P(P1 wins, P2 loses) = 0.9 x 0.25 = 0.225
P(P2 wins, P1 loses) = 0.75 x 0.1 = 0.075
The probability that player 1 wins is (0.225 / (0.225 + 0.075) = 75%

Yup, that’s the same calculation I did viewed slightly differently, the algebra is equivalent.

That’s why I’m a little skeptical about the link that Chingon provided giving this method a special name and attribution. I don’t think it deserves that, it’s a standard approach that’s not original or peculiar to betting odds.

Chronos, further to my post #13, I just looked back at the wording of the OP. If the inputs are the win/loss record, your objection is valid. I think the wording of the OP was not ideal.

Bookies don’t make odds based solely on win/loss record, unless it’s an extremely long record, i.e. they do price in the possibility of even the worst player winning occasionally and the best player losing occasionally. It’s never 100% or 0%.

The problem is better stated as: given the (accurate) probability for each of two players winning against average opposition, what is the probability of them winning a matchup against each other?

And, of course, they’re setting the line to try to get equal action and reacting as needed to the bets that have already been placed. The Browns in the Week 17 Browns-Steelers game last year had the lowest odds of winnings on 538 I can ever remember seeing: 5% Browns, 95% Steelers. I can’t find the Vegas spread on that game, but it had to be huge. 538’s model had at Steelers -21, and the Browns beat the spread by only losing by 4.

Suppose there are just three teams: A (the best), B (2nd best), C (everybody else). Model a contest as a fixed result subject to a normal deviation.

We are given that C must overcome 1.260 st devs (10%) to beat A, but only 0.583 st devs (28%) to beat B. A’s advantage over B is therefore 0.677 st devs (1.260 minus 0.583), so B’s chance is about 25%.

According to this simple model.

ETA: Oops. I saw “72%” not “75%” in OP. I guess this means “28%”, and not “25%” is my answer! :eek:

For definiteness, suppose that the game is bowling and that m[sub]A[/sub], m[sub]B[/sub], m[sub]C[/sub] are the mean scores of the three players. In each outing, a player’s score is modeled by a normal distribution, e.g. Score[sub]A[/sub] = m[sub]A[/sub]±σ[sub]A[/sub]

The pretense is that we do have enough information for a clear, single answer. We have two equations
Prob {Score(m[sub]A[/sub], σ[sub]A[/sub]) > Score(m[sub]C[/sub], σ[sub]C[/sub])} = 0.90
Prob {Score(m[sub]B[/sub], σ[sub]B[/sub]) > Score(m[sub]C[/sub], σ[sub]C[/sub])} = 0.75
There seem to be six unknowns. All we need do now is rid ourselves of four unknowns.

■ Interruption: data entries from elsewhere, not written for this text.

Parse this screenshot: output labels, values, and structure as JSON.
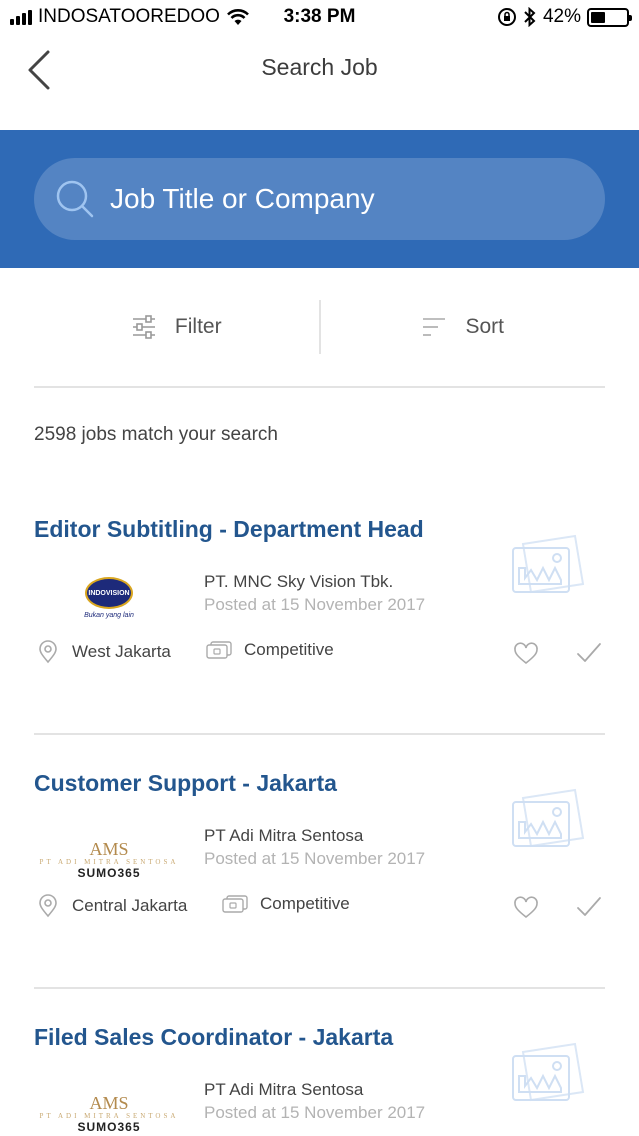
{
  "status_bar": {
    "carrier": "INDOSATOOREDOO",
    "time": "3:38 PM",
    "battery": "42%",
    "battery_level": 0.42
  },
  "nav": {
    "title": "Search Job",
    "back_icon": "chevron-left-icon"
  },
  "search": {
    "placeholder": "Job Title or Company",
    "icon": "search-icon"
  },
  "toolbar": {
    "filter_label": "Filter",
    "filter_icon": "sliders-icon",
    "sort_label": "Sort",
    "sort_icon": "sort-icon"
  },
  "results": {
    "count_text": "2598 jobs match your search"
  },
  "jobs": [
    {
      "title": "Editor Subtitling - Department Head",
      "company": "PT. MNC Sky Vision Tbk.",
      "posted": "Posted at 15 November 2017",
      "location": "West Jakarta",
      "salary": "Competitive",
      "logo": {
        "type": "indovision",
        "name": "INDOVISION",
        "tagline": "Bukan yang lain"
      }
    },
    {
      "title": "Customer Support - Jakarta",
      "company": "PT Adi Mitra Sentosa",
      "posted": "Posted at 15 November 2017",
      "location": "Central Jakarta",
      "salary": "Competitive",
      "logo": {
        "type": "ams",
        "ams": "AMS",
        "sub": "PT ADI MITRA SENTOSA",
        "brand": "SUMO365"
      }
    },
    {
      "title": "Filed Sales Coordinator - Jakarta",
      "company": "PT Adi Mitra Sentosa",
      "posted": "Posted at 15 November 2017",
      "logo": {
        "type": "ams",
        "ams": "AMS",
        "sub": "PT ADI MITRA SENTOSA",
        "brand": "SUMO365"
      }
    }
  ],
  "colors": {
    "header_blue": "#2f6ab6",
    "title_blue": "#23568e",
    "muted_gray": "#b3b3b3"
  }
}
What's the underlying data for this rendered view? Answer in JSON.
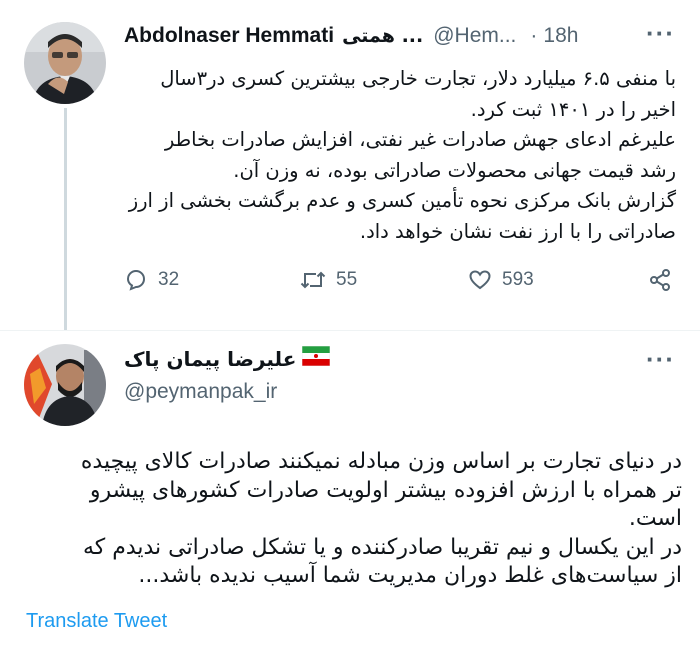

But that is easy! Replace (m[sub]A[/sub], m[sub]B[/sub], m[sub]C[/sub]) with its affine transform (t, 1, 0) where t = (m[sub]A[/sub] - m[sub]C[/sub]) / (m[sub]B[/sub] - m[sub]C[/sub]) and assume the (now scaled) σ’s are all the same:
σ[sub]A[/sub] = σ[sub]B[/sub] = σ[sub]C[/sub]
Presto: We’re left with merely two unknowns: t and σ.

Is this model fully valid? Probably not. Assuming all the σ’s are the same may be rash. Replacing the ensemble of other opponents with a single opponent C was doubtful. (Or would the simplicities of the normal distribution lead to the same answer here? I dunno, Boss; my brain stopped.) We’d really want more details about the specific game to guess at a better model.

But given that OP wants a game-independent model-independent answer, the above seems to be a straightforward way to reduce to the necessary two equations in two unknowns — and it will be valid for many simple competitions.